Every single entry must be reproduced precisely.

Items from an interface collection
====================

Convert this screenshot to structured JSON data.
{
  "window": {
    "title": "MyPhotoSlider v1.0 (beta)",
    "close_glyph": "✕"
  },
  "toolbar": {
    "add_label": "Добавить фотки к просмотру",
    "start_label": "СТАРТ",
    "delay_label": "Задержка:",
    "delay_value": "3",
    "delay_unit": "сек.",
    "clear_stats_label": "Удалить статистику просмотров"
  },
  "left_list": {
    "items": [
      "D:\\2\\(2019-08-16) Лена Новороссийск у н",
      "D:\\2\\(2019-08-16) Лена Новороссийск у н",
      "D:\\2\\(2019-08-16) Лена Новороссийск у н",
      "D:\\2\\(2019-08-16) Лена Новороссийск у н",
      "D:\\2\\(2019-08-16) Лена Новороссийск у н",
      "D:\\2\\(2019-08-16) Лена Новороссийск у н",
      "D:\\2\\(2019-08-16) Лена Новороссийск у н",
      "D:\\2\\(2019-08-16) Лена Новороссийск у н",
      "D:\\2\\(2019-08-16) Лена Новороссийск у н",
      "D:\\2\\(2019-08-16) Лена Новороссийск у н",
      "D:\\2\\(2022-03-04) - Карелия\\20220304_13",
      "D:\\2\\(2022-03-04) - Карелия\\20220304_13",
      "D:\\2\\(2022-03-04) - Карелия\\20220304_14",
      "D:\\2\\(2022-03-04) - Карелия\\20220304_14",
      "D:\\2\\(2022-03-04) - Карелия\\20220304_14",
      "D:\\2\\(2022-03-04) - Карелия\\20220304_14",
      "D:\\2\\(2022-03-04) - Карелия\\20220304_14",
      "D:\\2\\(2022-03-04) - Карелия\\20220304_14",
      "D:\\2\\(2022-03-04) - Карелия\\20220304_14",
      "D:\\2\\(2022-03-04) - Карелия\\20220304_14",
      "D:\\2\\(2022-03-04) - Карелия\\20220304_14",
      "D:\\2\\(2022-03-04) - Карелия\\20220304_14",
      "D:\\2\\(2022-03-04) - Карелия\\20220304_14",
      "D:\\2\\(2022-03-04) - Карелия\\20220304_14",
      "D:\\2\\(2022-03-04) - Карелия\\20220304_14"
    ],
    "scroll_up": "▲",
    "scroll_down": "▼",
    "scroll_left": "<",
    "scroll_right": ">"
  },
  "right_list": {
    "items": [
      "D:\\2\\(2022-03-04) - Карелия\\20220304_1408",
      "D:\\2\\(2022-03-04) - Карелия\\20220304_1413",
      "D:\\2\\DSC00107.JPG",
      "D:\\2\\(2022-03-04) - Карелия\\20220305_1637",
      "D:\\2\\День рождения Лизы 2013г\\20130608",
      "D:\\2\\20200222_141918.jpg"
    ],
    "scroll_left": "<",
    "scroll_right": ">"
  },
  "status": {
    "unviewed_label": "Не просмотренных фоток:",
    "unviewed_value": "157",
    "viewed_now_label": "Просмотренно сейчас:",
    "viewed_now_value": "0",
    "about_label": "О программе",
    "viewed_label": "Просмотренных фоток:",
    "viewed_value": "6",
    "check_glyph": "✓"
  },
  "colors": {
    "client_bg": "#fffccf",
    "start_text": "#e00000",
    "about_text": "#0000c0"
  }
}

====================

▸ **FINISHED EXERCISE**
Convert this screenshot to structured JSON data.
{
  "window": {
    "title": "MyPhotoSlider v1.0 (beta)",
    "close_glyph": "✕"
  },
  "toolbar": {
    "add_label": "Добавить фотки к просмотру",
    "start_label": "СТАРТ",
    "delay_label": "Задержка:",
    "delay_value": "3",
    "delay_unit": "сек.",
    "clear_stats_label": "Удалить статистику просмотров"
  },
  "left_list": {
    "items": [
      "D:\\2\\(2019-08-16) Лена Новороссийск у н",
      "D:\\2\\(2019-08-16) Лена Новороссийск у н",
      "D:\\2\\(2019-08-16) Лена Новороссийск у н",
      "D:\\2\\(2019-08-16) Лена Новороссийск у н",
      "D:\\2\\(2019-08-16) Лена Новороссийск у н",
      "D:\\2\\(2019-08-16) Лена Новороссийск у н",
      "D:\\2\\(2019-08-16) Лена Новороссийск у н",
      "D:\\2\\(2019-08-16) Лена Новороссийск у н",
      "D:\\2\\(2019-08-16) Лена Новороссийск у н",
      "D:\\2\\(2019-08-16) Лена Новороссийск у н",
      "D:\\2\\(2022-03-04) - Карелия\\20220304_13",
      "D:\\2\\(2022-03-04) - Карелия\\20220304_13",
      "D:\\2\\(2022-03-04) - Карелия\\20220304_14",
      "D:\\2\\(2022-03-04) - Карелия\\20220304_14",
      "D:\\2\\(2022-03-04) - Карелия\\20220304_14",
      "D:\\2\\(2022-03-04) - Карелия\\20220304_14",
      "D:\\2\\(2022-03-04) - Карелия\\20220304_14",
      "D:\\2\\(2022-03-04) - Карелия\\20220304_14",
      "D:\\2\\(2022-03-04) - Карелия\\20220304_14",
      "D:\\2\\(2022-03-04) - Карелия\\20220304_14",
      "D:\\2\\(2022-03-04) - Карелия\\20220304_14",
      "D:\\2\\(2022-03-04) - Карелия\\20220304_14",
      "D:\\2\\(2022-03-04) - Карелия\\20220304_14",
      "D:\\2\\(2022-03-04) - Карелия\\20220304_14",
      "D:\\2\\(2022-03-04) - Карелия\\20220304_14"
    ],
    "scroll_up": "▲",
    "scroll_down": "▼",
    "scroll_left": "<",
    "scroll_right": ">"
  },
  "right_list": {
    "items": [
      "D:\\2\\(2022-03-04) - Карелия\\20220304_1408",
      "D:\\2\\(2022-03-04) - Карелия\\20220304_1413",
      "D:\\2\\DSC00107.JPG",
      "D:\\2\\(2022-03-04) - Карелия\\20220305_1637",
      "D:\\2\\День рождения Лизы 2013г\\20130608",
      "D:\\2\\20200222_141918.jpg"
    ],
    "scroll_left": "<",
    "scroll_right": ">"
  },
  "status": {
    "unviewed_label": "Не просмотренных фоток:",
    "unviewed_value": "157",
    "viewed_now_label": "Просмотренно сейчас:",
    "viewed_now_value": "0",
    "about_label": "О программе",
    "viewed_label": "Просмотренных фоток:",
    "viewed_value": "6",
    "check_glyph": "✓"
  },
  "colors": {
    "client_bg": "#fffccf",
    "start_text": "#e00000",
    "about_text": "#0000c0"
  }
}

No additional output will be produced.